──────── Provided data
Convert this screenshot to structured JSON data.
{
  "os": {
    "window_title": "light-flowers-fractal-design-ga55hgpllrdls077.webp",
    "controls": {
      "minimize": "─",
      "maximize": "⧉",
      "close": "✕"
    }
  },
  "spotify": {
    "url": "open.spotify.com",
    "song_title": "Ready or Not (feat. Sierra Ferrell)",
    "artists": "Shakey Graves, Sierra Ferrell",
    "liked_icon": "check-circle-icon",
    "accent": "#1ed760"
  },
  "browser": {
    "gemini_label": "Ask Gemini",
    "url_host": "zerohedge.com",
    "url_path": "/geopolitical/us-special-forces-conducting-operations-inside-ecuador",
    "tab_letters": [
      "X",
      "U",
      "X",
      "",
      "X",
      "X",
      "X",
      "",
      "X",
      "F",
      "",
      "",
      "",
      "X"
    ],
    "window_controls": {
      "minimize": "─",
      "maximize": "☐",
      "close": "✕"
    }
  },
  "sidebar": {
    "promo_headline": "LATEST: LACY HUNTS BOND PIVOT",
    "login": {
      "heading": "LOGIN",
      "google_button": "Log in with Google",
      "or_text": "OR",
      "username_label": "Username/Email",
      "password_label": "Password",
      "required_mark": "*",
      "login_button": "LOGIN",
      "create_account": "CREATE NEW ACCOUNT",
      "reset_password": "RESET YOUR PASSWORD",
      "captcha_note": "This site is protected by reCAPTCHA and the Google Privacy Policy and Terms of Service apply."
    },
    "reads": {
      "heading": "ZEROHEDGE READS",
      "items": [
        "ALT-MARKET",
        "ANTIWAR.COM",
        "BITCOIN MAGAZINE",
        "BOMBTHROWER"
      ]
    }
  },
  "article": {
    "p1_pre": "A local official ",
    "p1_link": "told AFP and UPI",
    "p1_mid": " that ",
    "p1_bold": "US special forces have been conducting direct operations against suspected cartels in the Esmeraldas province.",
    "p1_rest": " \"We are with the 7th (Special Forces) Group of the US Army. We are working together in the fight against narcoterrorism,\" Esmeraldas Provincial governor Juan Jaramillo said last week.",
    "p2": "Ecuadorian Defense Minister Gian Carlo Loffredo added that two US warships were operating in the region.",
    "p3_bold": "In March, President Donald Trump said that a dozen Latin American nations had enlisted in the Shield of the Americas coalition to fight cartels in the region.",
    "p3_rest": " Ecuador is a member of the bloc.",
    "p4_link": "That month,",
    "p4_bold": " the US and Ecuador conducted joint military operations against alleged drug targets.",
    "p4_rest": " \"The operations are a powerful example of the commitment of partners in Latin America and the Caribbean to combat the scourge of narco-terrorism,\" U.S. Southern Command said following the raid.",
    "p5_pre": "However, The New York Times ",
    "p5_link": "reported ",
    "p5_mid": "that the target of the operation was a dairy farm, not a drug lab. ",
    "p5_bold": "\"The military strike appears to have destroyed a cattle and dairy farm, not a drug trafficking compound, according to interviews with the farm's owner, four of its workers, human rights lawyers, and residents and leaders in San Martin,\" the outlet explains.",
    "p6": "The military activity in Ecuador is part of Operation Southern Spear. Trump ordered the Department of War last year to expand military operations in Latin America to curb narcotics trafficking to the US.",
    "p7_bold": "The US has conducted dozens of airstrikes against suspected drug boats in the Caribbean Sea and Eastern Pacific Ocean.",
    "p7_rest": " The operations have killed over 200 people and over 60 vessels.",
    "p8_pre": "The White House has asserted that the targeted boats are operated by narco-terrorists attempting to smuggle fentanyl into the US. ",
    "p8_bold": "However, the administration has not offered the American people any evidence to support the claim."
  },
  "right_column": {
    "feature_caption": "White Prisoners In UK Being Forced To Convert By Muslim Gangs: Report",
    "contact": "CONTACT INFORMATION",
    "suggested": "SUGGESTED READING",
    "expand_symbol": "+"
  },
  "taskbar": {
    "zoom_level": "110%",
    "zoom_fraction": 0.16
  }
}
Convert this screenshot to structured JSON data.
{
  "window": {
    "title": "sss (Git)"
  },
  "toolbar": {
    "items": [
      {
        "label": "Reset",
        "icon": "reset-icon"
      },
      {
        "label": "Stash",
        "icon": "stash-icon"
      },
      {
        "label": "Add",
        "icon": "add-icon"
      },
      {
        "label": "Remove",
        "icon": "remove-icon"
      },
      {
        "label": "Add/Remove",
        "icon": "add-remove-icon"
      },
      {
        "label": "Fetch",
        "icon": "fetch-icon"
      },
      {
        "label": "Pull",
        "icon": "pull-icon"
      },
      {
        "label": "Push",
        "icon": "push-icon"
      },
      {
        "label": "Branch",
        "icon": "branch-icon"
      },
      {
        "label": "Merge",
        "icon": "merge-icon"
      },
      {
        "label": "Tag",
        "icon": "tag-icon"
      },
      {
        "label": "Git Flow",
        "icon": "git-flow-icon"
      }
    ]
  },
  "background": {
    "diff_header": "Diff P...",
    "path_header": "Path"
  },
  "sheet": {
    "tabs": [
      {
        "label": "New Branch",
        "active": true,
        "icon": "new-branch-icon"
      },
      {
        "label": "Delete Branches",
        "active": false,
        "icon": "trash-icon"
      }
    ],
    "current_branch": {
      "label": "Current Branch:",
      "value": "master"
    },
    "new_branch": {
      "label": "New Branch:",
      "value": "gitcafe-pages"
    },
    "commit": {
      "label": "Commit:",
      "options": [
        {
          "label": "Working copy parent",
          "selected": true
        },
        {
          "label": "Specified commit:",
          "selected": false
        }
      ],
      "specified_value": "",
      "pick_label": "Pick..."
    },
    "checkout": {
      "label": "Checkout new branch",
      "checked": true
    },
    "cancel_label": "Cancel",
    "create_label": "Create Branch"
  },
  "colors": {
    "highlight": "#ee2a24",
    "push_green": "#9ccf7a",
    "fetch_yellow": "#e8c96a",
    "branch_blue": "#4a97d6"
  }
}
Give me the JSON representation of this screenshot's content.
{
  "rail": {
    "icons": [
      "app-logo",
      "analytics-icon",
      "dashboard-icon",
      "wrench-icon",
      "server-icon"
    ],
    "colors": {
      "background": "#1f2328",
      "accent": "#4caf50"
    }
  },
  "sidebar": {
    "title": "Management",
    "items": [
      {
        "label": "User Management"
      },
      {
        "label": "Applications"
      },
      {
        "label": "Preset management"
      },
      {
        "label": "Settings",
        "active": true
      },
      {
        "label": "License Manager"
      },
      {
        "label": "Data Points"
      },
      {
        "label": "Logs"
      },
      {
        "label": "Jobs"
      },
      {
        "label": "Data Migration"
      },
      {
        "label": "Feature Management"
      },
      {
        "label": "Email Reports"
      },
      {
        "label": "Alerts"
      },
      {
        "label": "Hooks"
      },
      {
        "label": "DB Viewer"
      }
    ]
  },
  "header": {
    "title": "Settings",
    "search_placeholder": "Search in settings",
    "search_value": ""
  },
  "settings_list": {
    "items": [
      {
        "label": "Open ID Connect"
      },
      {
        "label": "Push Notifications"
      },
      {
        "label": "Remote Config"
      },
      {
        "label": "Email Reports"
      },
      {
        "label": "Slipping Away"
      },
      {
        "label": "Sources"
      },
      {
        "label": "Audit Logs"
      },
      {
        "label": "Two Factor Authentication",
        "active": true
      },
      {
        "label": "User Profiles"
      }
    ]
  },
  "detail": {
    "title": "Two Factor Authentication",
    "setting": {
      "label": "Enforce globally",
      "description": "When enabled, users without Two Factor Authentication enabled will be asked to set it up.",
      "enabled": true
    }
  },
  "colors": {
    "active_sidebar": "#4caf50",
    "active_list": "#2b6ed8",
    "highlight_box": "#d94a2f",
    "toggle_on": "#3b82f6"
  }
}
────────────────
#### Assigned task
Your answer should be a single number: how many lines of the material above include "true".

#### Answer to this exercise
6